BRIEF:
Go through the data below line by line and count those containing the word "this". Reply with the count only.
>>>>
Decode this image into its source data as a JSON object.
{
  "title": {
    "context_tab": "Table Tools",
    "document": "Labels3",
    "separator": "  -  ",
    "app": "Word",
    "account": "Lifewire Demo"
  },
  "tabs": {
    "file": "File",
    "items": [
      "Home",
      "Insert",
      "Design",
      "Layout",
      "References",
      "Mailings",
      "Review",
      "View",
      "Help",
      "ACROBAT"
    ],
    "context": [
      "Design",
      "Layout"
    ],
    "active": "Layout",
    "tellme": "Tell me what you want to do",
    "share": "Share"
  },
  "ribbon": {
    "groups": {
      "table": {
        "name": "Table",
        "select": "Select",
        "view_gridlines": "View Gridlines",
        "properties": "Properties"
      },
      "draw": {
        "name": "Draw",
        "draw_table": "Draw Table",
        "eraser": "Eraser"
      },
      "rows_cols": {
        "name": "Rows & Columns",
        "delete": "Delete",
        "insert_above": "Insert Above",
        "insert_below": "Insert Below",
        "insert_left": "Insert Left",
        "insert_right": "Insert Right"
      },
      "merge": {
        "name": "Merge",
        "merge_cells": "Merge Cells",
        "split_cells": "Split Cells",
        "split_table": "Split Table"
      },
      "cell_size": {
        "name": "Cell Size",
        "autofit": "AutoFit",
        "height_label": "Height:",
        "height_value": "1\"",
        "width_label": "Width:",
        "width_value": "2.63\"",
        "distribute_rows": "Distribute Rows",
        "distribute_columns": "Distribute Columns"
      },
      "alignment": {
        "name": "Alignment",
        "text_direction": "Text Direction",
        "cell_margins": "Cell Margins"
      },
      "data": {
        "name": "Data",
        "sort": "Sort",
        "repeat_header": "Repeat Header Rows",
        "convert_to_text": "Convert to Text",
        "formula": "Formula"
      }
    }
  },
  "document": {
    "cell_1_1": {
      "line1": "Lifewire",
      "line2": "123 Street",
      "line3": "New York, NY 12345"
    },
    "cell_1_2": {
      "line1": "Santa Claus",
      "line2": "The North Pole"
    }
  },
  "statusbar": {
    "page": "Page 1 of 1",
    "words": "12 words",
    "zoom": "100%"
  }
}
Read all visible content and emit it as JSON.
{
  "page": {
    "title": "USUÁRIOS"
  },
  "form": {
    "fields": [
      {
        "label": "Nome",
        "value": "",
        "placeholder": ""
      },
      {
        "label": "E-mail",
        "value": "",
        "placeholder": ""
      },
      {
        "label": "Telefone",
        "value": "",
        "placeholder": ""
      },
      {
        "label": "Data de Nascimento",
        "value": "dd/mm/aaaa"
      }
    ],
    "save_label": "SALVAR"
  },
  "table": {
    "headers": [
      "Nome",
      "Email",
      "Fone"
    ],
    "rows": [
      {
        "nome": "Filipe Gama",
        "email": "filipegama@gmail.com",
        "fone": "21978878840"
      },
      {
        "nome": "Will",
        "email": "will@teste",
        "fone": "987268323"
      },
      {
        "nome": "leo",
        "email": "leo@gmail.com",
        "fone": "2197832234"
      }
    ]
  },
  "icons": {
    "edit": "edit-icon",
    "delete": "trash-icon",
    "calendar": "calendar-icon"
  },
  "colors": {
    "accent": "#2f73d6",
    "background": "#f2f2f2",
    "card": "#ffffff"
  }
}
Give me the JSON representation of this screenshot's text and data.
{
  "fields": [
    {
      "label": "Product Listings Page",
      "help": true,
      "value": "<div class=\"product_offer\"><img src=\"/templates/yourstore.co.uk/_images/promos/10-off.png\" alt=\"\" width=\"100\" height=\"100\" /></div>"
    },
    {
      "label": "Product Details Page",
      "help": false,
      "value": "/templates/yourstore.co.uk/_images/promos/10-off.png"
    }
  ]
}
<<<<
EXERCISE ANSWER:
2